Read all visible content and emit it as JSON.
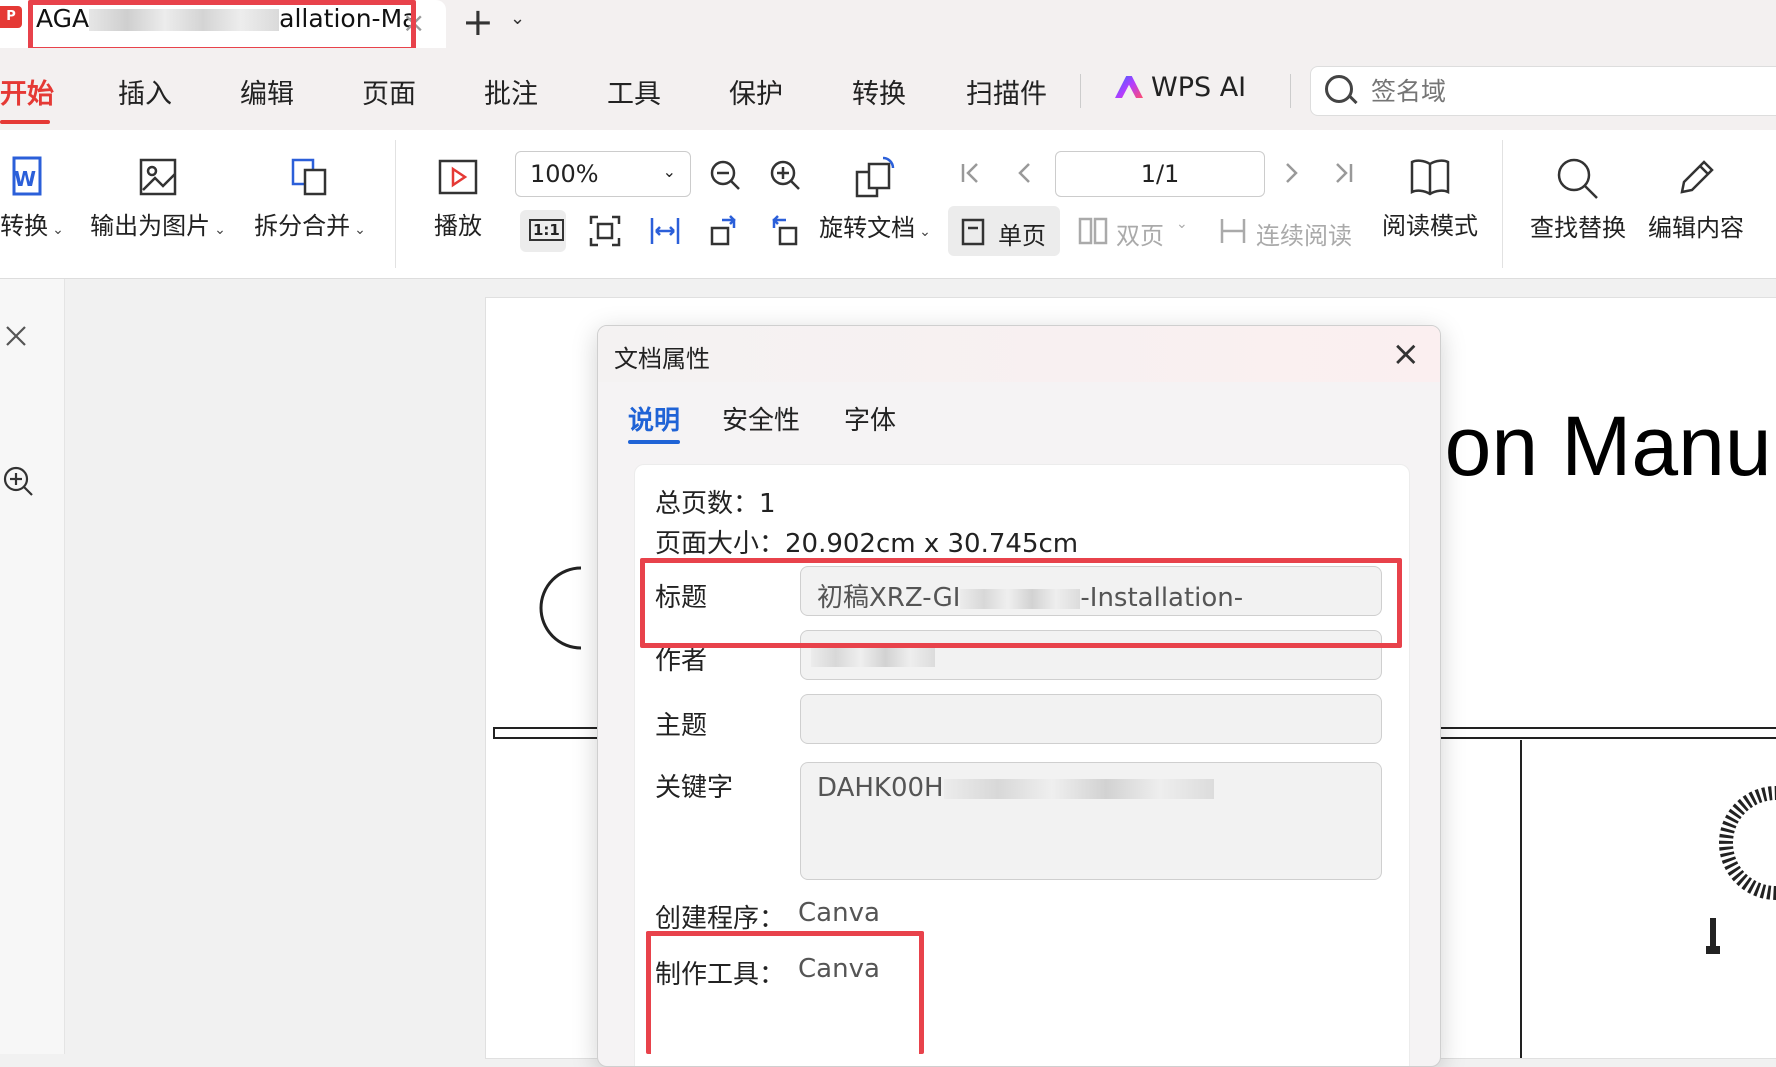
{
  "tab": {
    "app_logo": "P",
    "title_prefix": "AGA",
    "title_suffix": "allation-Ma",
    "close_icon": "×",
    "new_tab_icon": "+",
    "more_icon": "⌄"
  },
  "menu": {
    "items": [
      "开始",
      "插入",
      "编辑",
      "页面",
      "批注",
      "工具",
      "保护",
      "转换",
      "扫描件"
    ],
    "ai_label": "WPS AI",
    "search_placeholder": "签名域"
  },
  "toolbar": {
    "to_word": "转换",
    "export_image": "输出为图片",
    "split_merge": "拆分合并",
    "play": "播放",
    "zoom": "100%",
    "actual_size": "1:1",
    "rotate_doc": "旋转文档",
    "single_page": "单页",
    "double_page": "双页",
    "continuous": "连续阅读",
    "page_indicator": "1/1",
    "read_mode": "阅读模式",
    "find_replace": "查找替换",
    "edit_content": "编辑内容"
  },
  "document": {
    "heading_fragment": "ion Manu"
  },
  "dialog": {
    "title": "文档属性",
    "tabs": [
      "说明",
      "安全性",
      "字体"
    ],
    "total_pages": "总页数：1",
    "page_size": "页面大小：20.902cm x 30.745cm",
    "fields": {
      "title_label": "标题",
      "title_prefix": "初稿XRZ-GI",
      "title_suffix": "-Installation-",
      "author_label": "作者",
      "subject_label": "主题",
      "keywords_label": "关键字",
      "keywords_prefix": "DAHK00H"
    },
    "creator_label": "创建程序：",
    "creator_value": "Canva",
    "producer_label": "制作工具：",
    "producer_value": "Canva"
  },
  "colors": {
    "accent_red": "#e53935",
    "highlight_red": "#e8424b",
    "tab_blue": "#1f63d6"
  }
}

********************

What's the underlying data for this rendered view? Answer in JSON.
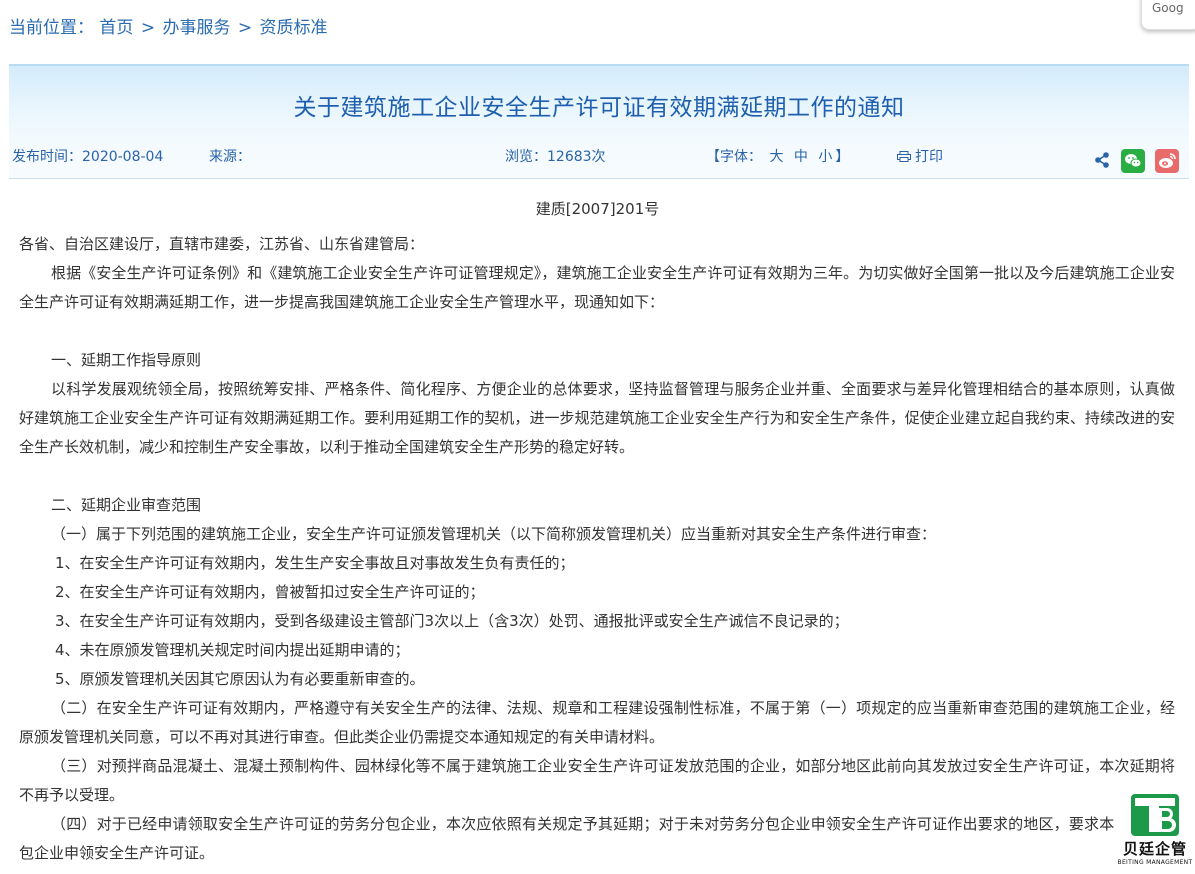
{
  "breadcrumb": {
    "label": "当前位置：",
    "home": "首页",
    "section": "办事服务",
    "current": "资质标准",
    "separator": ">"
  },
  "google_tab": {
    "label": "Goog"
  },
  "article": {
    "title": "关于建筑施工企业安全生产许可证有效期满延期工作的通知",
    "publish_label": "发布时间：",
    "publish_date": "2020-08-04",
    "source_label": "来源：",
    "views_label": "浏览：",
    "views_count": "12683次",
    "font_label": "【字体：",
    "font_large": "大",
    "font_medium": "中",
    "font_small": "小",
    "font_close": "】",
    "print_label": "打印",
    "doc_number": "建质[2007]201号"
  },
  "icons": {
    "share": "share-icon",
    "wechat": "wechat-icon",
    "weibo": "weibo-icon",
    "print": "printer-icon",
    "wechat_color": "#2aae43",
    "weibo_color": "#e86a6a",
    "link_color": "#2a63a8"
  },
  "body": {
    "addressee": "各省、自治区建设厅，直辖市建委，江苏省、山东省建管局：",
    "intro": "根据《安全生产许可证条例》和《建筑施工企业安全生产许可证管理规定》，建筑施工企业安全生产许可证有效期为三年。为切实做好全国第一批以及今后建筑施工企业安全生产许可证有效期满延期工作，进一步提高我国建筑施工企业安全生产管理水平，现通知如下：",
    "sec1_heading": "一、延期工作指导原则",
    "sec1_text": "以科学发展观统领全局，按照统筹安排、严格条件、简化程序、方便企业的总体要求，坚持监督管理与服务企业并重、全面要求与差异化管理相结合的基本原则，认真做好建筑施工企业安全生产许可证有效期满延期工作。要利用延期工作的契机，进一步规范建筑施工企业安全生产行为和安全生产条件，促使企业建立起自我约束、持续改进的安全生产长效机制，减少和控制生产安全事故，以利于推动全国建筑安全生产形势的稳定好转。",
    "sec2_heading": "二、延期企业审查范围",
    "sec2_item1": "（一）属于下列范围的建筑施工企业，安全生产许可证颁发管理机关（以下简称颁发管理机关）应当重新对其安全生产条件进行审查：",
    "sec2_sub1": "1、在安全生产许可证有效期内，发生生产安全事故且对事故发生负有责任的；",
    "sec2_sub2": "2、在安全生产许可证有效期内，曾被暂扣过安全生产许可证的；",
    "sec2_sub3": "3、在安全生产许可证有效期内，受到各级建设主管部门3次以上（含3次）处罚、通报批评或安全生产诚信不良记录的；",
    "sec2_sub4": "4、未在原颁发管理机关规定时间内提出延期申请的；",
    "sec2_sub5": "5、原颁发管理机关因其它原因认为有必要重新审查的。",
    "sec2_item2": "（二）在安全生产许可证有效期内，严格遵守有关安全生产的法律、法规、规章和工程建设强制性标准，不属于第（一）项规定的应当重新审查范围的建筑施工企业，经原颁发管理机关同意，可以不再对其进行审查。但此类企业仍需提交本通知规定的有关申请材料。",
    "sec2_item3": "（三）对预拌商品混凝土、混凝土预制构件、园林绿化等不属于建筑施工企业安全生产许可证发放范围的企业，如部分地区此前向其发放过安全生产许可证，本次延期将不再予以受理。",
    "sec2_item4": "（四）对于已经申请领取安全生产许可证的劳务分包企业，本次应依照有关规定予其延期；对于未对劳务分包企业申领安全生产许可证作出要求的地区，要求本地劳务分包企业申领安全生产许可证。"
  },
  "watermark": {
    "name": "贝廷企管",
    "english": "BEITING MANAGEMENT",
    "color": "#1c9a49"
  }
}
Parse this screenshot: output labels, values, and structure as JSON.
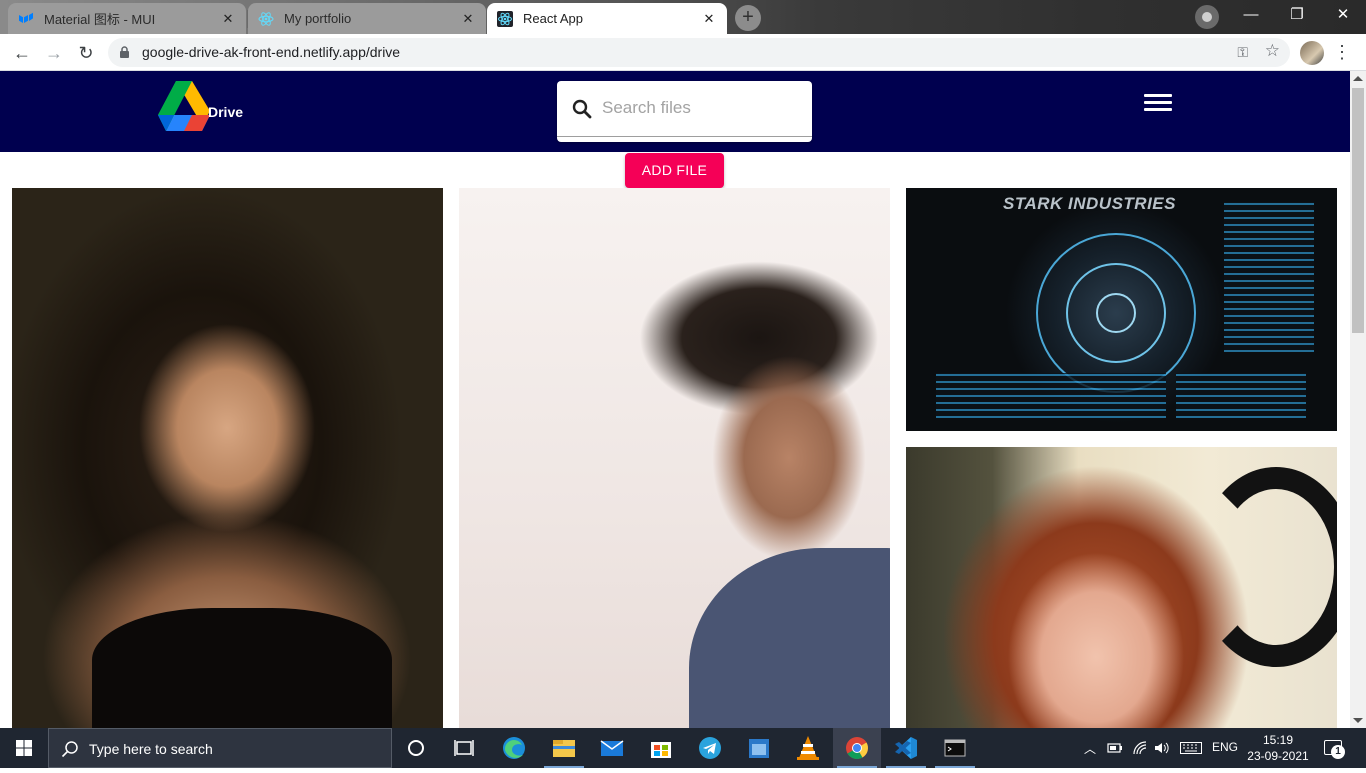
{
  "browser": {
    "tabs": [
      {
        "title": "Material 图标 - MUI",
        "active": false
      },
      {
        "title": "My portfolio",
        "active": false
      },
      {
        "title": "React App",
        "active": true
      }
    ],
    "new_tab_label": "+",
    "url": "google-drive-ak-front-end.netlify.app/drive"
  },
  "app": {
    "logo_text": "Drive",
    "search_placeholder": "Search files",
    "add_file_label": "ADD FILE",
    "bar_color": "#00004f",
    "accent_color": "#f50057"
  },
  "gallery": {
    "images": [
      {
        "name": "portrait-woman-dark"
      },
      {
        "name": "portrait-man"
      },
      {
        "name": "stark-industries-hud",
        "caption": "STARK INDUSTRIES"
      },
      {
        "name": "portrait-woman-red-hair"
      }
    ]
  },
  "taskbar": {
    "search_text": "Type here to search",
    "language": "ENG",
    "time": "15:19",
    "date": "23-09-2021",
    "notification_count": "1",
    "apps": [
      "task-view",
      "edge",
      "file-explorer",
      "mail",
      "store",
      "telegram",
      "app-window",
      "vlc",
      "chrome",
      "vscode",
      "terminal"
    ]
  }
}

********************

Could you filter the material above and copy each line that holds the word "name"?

## Answer to the problem
    "name": "贝廷企管",
        "name": "portrait-woman-dark"
        "name": "portrait-man"
        "name": "stark-industries-hud",
        "name": "portrait-woman-red-hair"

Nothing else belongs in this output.